It was bound to happen sooner or later. Marvell Semiconductor
will soon be releasing a complete Linux based computer with decent specs for only $100. This little critter is tiny, and could easily be mistaken for your usual AC "wall-wart" adapter.
Write-ups can be found all over the blogosphere, but one of the best is up on LinuxDevices.comhttp://www.linuxdevi...34061300.html?kc=rss
Marvell Semiconductor is shipping a hardware/software development kit suitable for always-on home automation devices and service gateways. Resembling a "wall-wart" power adapter, the SheevaPlug draws 5 Watts, comes with Linux, and boasts completely open hardware and software designs, Marvell says.
In typical use, the SheevaPlug draws about as much power as a night-light. Yet, with 512MB each of RAM and Flash, and a 1.2GHz CPU, the unobtrusive device approaches the computing power found in the servers of only a decade ago.
Furthermore, the platform is available in single quantities, and is priced within reach of students, hobbyists, and tinkerers. Its hardware design is completely open -- everything from schematics to Gerber files will be available on a website, Marvell said. For those that do wish to build products on the platform, volume pricing could fall to $50, Marvell expects.
And also at Heise's h-online.comhttp://www.h-online....puters--/news/112713

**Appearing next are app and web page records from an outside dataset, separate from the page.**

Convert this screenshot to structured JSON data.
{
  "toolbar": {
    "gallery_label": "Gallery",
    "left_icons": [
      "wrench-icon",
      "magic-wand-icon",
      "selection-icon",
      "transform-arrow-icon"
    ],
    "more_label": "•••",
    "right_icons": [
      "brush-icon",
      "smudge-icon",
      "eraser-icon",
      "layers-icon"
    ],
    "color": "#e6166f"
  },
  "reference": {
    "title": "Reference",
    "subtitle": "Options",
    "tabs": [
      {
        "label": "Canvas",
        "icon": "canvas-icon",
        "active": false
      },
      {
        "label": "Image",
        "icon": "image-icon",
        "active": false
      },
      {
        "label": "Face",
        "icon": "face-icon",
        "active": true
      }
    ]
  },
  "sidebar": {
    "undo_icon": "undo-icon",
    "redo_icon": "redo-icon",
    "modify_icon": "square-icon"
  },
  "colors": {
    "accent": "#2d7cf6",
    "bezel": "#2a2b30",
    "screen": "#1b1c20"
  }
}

Marvell's Kirkwood processor looks to be one of Atom's competitors. Its ARM v5TE compatible Sheeva core operates at speeds of 800 MHz to 1.2 GHz and offers both a Memory Management Unit (MMU) and relatively large caches (L1: 16 KBytes each for data and instructions, L2: 256 KBytes/300 MHz). The memory controller can handle DDR2 SDRAM with a speed of up to 400 MHz via 16 data lines. Interfaces and controllers are particularly abundant. Depending on the version of Kirkwood, there are two integrated Gigabit Ethernet MACs (Media Access Controllers), one or two SATA II ports, a USB 2.0 host controller and an SDIO controller for memory cards, as well as a PCI Express x1 cards used for connecting components like a WLAN adapter. The SATA ports can reportedly handle more than two hard disks via port multipliers – which can also be obtained from Marvell.

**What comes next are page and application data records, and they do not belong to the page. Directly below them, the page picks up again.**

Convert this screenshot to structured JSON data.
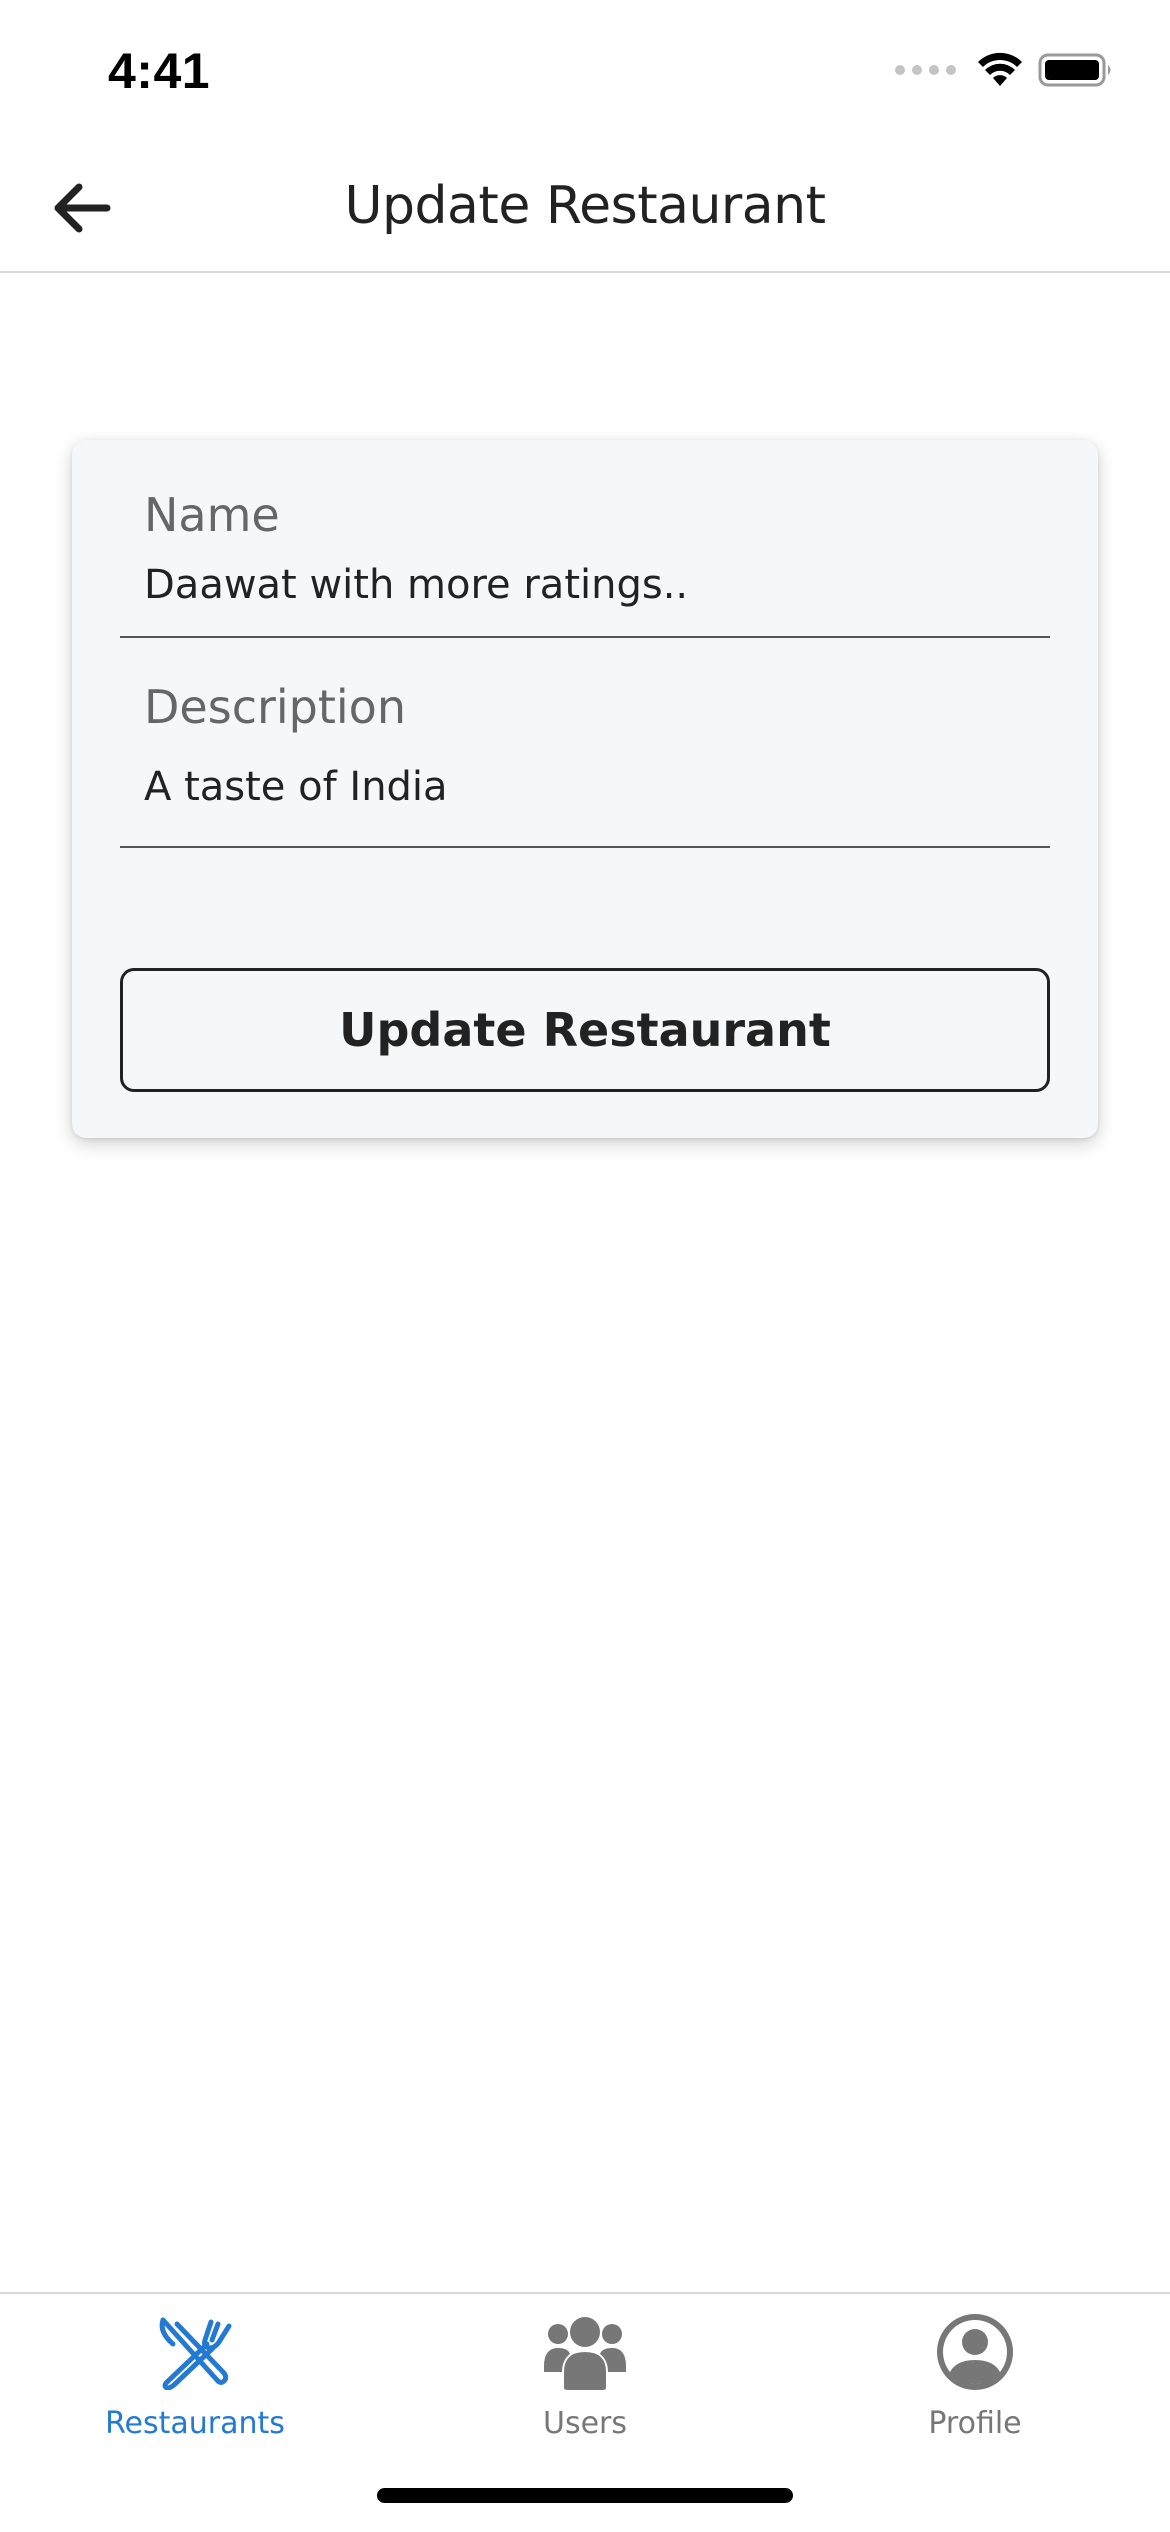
{
  "status_bar": {
    "time": "4:41"
  },
  "header": {
    "title": "Update Restaurant",
    "back_icon": "arrow-left-icon"
  },
  "form": {
    "name_label": "Name",
    "name_value": "Daawat with more ratings..",
    "description_label": "Description",
    "description_value": "A taste of India",
    "submit_label": "Update Restaurant"
  },
  "tabs": [
    {
      "label": "Restaurants",
      "icon": "fork-knife-icon",
      "active": true
    },
    {
      "label": "Users",
      "icon": "users-icon",
      "active": false
    },
    {
      "label": "Profile",
      "icon": "user-circle-icon",
      "active": false
    }
  ],
  "colors": {
    "accent": "#2479d3",
    "inactive": "#777777",
    "card_bg": "#f6f7f8",
    "text": "#222222"
  }
}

Full functional specifications can be found on Marvell's website:http://www.globalsca...evaplug-dev-kit.aspx
One example of how it can be used is as a web-enabled (NAS) network attached storage device.
A company called Pogoplug ( http://www.pogoplug.com
) is doing just that for $79:
The Pogoplug is a small device that plugs into your wall, and connects to your home router and to any external hard drive. After a very simple setup, you can share and access media and files from anywhere in or out of the home. All you need is an Internet connection!
The Pogoplug is the perfect accessory to your connected life. Imagine accessing all your files and media from any laptop or desktop computer, anywhere in the world. There's even an iPhone application so you can always "phone home" to get your files!
A similiar device called the CloudPlug
will soon be available from Cterahttp://www.ctera.com...ctera-cloudplug.html
No More Servers
The CloudPlug delivers Network Attached Storage (NAS) services, without requiring a separate file server. It reduces hardware and maintenance costs with low energy consumption and a low carbon footprint.
No More Tapes
Backup tapes are a thing of the past. Slow, unreliable, and expensive, they require constant manual care, and unless taken off-site regularly, they are not a viable solution for disaster recovery. There is a better alternative.
The CloudPlug automatically backs up your files, using the CTERA online backup service. Your backup is encrypted using high-grade AES encryption and encoded to maximize bandwidth utilization.
No More Data Loss
Many backup solutions work well for backup, but not so well when it comes to recovery. The purpose of backup is to enable recovery of your data when you need it, yet many backup solutions make recovery unreliable and difficult.
The CloudPlug was designed to make recovery of lost data a breeze. By giving you instant access to previous versions of your files, the CloudPlug enables you to roll back any file – or entire folders – to the way they were just before disaster struck.
No More Frustration
You painstakingly copied the files from your home computer onto a USB thumb drive, only to realize when arriving at the office that you forgot to take the USB thumb drive with you. With CTERA's technology, users can access their files from anywhere. Moreover, CTERA's appliances also serve as Secure Sockets Layer (SSL) gateways, so access is secure and tightly controlled, with no need for a additional VPN layers
* Turns any USB drive to a Network Attached Storage device for file sharing
* Performs automatic and secure online backup to the cloud
* Easily restores data snapshots
* Provides secure access to files from anywhere
* No desktop software to install
* USB 2.0, Gigabit Ethernet
* Tiny form-factor, low-power consumption
* Ideal for 1-5 users
Other companies are planning media servers and additional products based on this device.
Makes me wonder if this little gadget could turn out to be the real "Killer" app that Linux has been looking for.